**Problem statement**
For this exercise, set down all the records exactly as given.

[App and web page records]
▼▼▼

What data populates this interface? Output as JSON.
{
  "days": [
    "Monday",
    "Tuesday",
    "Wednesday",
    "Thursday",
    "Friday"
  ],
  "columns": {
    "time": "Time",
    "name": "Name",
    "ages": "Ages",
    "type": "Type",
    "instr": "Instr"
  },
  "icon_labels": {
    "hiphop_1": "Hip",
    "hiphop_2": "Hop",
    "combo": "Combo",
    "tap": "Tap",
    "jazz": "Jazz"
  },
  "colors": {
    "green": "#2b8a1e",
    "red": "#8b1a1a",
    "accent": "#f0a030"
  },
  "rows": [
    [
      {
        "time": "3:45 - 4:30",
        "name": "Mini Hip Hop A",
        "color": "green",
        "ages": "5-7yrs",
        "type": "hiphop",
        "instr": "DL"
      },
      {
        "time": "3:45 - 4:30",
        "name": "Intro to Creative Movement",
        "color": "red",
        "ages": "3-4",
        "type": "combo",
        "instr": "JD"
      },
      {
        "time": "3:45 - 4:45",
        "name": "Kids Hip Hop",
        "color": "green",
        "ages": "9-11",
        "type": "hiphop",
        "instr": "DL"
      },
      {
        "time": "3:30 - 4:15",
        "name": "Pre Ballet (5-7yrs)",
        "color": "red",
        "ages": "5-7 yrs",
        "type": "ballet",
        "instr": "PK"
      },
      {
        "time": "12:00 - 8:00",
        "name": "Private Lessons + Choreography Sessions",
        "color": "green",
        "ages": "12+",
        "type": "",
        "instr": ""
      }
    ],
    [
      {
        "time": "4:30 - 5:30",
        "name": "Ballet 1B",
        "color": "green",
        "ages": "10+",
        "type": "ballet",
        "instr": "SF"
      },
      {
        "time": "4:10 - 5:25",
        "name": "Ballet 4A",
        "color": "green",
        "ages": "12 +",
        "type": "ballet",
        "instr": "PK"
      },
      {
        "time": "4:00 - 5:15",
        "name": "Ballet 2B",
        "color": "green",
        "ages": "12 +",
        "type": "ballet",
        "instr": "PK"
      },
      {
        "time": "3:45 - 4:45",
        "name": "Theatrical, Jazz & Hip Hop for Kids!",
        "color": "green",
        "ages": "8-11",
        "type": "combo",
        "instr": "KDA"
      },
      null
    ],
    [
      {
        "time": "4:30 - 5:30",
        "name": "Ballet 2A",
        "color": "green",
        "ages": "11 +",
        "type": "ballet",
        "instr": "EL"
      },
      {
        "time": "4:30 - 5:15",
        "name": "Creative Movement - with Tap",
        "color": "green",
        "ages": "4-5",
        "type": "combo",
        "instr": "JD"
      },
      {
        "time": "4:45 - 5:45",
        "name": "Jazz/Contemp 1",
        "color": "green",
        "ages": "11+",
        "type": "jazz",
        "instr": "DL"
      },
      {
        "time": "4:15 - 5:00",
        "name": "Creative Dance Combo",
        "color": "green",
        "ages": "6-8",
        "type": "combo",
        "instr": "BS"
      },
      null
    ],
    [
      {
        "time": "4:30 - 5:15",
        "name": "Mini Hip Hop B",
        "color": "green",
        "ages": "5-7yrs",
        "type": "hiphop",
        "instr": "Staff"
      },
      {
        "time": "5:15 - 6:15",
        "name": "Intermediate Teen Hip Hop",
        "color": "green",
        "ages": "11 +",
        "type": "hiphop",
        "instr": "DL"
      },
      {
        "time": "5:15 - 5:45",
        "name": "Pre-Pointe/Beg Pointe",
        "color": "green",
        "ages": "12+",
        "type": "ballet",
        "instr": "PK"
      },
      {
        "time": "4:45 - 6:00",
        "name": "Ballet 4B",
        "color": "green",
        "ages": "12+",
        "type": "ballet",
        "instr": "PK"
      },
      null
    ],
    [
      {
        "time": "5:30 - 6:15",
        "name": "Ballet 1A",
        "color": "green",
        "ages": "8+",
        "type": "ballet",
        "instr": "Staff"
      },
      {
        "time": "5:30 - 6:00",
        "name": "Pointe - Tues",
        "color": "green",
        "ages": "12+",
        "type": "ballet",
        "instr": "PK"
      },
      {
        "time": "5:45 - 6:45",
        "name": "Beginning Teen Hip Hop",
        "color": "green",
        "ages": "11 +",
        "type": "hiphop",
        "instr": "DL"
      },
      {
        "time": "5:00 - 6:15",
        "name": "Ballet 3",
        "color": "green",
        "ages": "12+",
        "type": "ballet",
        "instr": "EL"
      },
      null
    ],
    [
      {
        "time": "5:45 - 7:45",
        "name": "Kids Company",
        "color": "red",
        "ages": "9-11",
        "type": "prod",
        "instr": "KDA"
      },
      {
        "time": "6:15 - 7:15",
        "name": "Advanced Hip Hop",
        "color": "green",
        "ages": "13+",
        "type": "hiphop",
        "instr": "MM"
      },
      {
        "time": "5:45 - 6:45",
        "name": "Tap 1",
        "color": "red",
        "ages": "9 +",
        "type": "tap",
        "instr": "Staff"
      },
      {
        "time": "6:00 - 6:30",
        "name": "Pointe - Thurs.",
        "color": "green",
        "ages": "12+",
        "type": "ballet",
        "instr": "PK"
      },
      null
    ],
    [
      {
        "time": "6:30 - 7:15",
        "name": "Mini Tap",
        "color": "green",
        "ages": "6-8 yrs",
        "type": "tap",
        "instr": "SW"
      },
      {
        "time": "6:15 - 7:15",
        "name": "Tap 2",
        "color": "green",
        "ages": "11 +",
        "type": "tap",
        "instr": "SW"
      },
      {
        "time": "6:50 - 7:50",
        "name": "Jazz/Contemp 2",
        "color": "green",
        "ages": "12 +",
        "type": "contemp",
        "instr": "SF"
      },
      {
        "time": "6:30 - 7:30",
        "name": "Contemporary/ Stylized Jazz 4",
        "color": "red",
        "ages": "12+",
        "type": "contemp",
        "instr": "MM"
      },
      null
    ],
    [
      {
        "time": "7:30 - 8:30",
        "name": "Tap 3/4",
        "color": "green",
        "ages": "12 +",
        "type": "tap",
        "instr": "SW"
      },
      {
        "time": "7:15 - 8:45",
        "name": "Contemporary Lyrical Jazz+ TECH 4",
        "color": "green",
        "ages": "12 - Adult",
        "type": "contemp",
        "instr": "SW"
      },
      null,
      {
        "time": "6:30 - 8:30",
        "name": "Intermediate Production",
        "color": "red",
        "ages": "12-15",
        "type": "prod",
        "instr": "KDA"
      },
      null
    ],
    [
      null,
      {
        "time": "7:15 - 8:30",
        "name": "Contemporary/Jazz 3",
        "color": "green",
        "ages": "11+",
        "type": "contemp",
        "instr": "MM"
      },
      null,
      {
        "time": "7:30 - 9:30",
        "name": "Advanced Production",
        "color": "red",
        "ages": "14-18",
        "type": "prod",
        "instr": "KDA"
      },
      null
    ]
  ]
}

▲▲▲

**Result**
What data populates this interface? Output as JSON.
{
  "days": [
    "Monday",
    "Tuesday",
    "Wednesday",
    "Thursday",
    "Friday"
  ],
  "columns": {
    "time": "Time",
    "name": "Name",
    "ages": "Ages",
    "type": "Type",
    "instr": "Instr"
  },
  "icon_labels": {
    "hiphop_1": "Hip",
    "hiphop_2": "Hop",
    "combo": "Combo",
    "tap": "Tap",
    "jazz": "Jazz"
  },
  "colors": {
    "green": "#2b8a1e",
    "red": "#8b1a1a",
    "accent": "#f0a030"
  },
  "rows": [
    [
      {
        "time": "3:45 - 4:30",
        "name": "Mini Hip Hop A",
        "color": "green",
        "ages": "5-7yrs",
        "type": "hiphop",
        "instr": "DL"
      },
      {
        "time": "3:45 - 4:30",
        "name": "Intro to Creative Movement",
        "color": "red",
        "ages": "3-4",
        "type": "combo",
        "instr": "JD"
      },
      {
        "time": "3:45 - 4:45",
        "name": "Kids Hip Hop",
        "color": "green",
        "ages": "9-11",
        "type": "hiphop",
        "instr": "DL"
      },
      {
        "time": "3:30 - 4:15",
        "name": "Pre Ballet (5-7yrs)",
        "color": "red",
        "ages": "5-7 yrs",
        "type": "ballet",
        "instr": "PK"
      },
      {
        "time": "12:00 - 8:00",
        "name": "Private Lessons + Choreography Sessions",
        "color": "green",
        "ages": "12+",
        "type": "",
        "instr": ""
      }
    ],
    [
      {
        "time": "4:30 - 5:30",
        "name": "Ballet 1B",
        "color": "green",
        "ages": "10+",
        "type": "ballet",
        "instr": "SF"
      },
      {
        "time": "4:10 - 5:25",
        "name": "Ballet 4A",
        "color": "green",
        "ages": "12 +",
        "type": "ballet",
        "instr": "PK"
      },
      {
        "time": "4:00 - 5:15",
        "name": "Ballet 2B",
        "color": "green",
        "ages": "12 +",
        "type": "ballet",
        "instr": "PK"
      },
      {
        "time": "3:45 - 4:45",
        "name": "Theatrical, Jazz & Hip Hop for Kids!",
        "color": "green",
        "ages": "8-11",
        "type": "combo",
        "instr": "KDA"
      },
      null
    ],
    [
      {
        "time": "4:30 - 5:30",
        "name": "Ballet 2A",
        "color": "green",
        "ages": "11 +",
        "type": "ballet",
        "instr": "EL"
      },
      {
        "time": "4:30 - 5:15",
        "name": "Creative Movement - with Tap",
        "color": "green",
        "ages": "4-5",
        "type": "combo",
        "instr": "JD"
      },
      {
        "time": "4:45 - 5:45",
        "name": "Jazz/Contemp 1",
        "color": "green",
        "ages": "11+",
        "type": "jazz",
        "instr": "DL"
      },
      {
        "time": "4:15 - 5:00",
        "name": "Creative Dance Combo",
        "color": "green",
        "ages": "6-8",
        "type": "combo",
        "instr": "BS"
      },
      null
    ],
    [
      {
        "time": "4:30 - 5:15",
        "name": "Mini Hip Hop B",
        "color": "green",
        "ages": "5-7yrs",
        "type": "hiphop",
        "instr": "Staff"
      },
      {
        "time": "5:15 - 6:15",
        "name": "Intermediate Teen Hip Hop",
        "color": "green",
        "ages": "11 +",
        "type": "hiphop",
        "instr": "DL"
      },
      {
        "time": "5:15 - 5:45",
        "name": "Pre-Pointe/Beg Pointe",
        "color": "green",
        "ages": "12+",
        "type": "ballet",
        "instr": "PK"
      },
      {
        "time": "4:45 - 6:00",
        "name": "Ballet 4B",
        "color": "green",
        "ages": "12+",
        "type": "ballet",
        "instr": "PK"
      },
      null
    ],
    [
      {
        "time": "5:30 - 6:15",
        "name": "Ballet 1A",
        "color": "green",
        "ages": "8+",
        "type": "ballet",
        "instr": "Staff"
      },
      {
        "time": "5:30 - 6:00",
        "name": "Pointe - Tues",
        "color": "green",
        "ages": "12+",
        "type": "ballet",
        "instr": "PK"
      },
      {
        "time": "5:45 - 6:45",
        "name": "Beginning Teen Hip Hop",
        "color": "green",
        "ages": "11 +",
        "type": "hiphop",
        "instr": "DL"
      },
      {
        "time": "5:00 - 6:15",
        "name": "Ballet 3",
        "color": "green",
        "ages": "12+",
        "type": "ballet",
        "instr": "EL"
      },
      null
    ],
    [
      {
        "time": "5:45 - 7:45",
        "name": "Kids Company",
        "color": "red",
        "ages": "9-11",
        "type": "prod",
        "instr": "KDA"
      },
      {
        "time": "6:15 - 7:15",
        "name": "Advanced Hip Hop",
        "color": "green",
        "ages": "13+",
        "type": "hiphop",
        "instr": "MM"
      },
      {
        "time": "5:45 - 6:45",
        "name": "Tap 1",
        "color": "red",
        "ages": "9 +",
        "type": "tap",
        "instr": "Staff"
      },
      {
        "time": "6:00 - 6:30",
        "name": "Pointe - Thurs.",
        "color": "green",
        "ages": "12+",
        "type": "ballet",
        "instr": "PK"
      },
      null
    ],
    [
      {
        "time": "6:30 - 7:15",
        "name": "Mini Tap",
        "color": "green",
        "ages": "6-8 yrs",
        "type": "tap",
        "instr": "SW"
      },
      {
        "time": "6:15 - 7:15",
        "name": "Tap 2",
        "color": "green",
        "ages": "11 +",
        "type": "tap",
        "instr": "SW"
      },
      {
        "time": "6:50 - 7:50",
        "name": "Jazz/Contemp 2",
        "color": "green",
        "ages": "12 +",
        "type": "contemp",
        "instr": "SF"
      },
      {
        "time": "6:30 - 7:30",
        "name": "Contemporary/ Stylized Jazz 4",
        "color": "red",
        "ages": "12+",
        "type": "contemp",
        "instr": "MM"
      },
      null
    ],
    [
      {
        "time": "7:30 - 8:30",
        "name": "Tap 3/4",
        "color": "green",
        "ages": "12 +",
        "type": "tap",
        "instr": "SW"
      },
      {
        "time": "7:15 - 8:45",
        "name": "Contemporary Lyrical Jazz+ TECH 4",
        "color": "green",
        "ages": "12 - Adult",
        "type": "contemp",
        "instr": "SW"
      },
      null,
      {
        "time": "6:30 - 8:30",
        "name": "Intermediate Production",
        "color": "red",
        "ages": "12-15",
        "type": "prod",
        "instr": "KDA"
      },
      null
    ],
    [
      null,
      {
        "time": "7:15 - 8:30",
        "name": "Contemporary/Jazz 3",
        "color": "green",
        "ages": "11+",
        "type": "contemp",
        "instr": "MM"
      },
      null,
      {
        "time": "7:30 - 9:30",
        "name": "Advanced Production",
        "color": "red",
        "ages": "14-18",
        "type": "prod",
        "instr": "KDA"
      },
      null
    ]
  ]
}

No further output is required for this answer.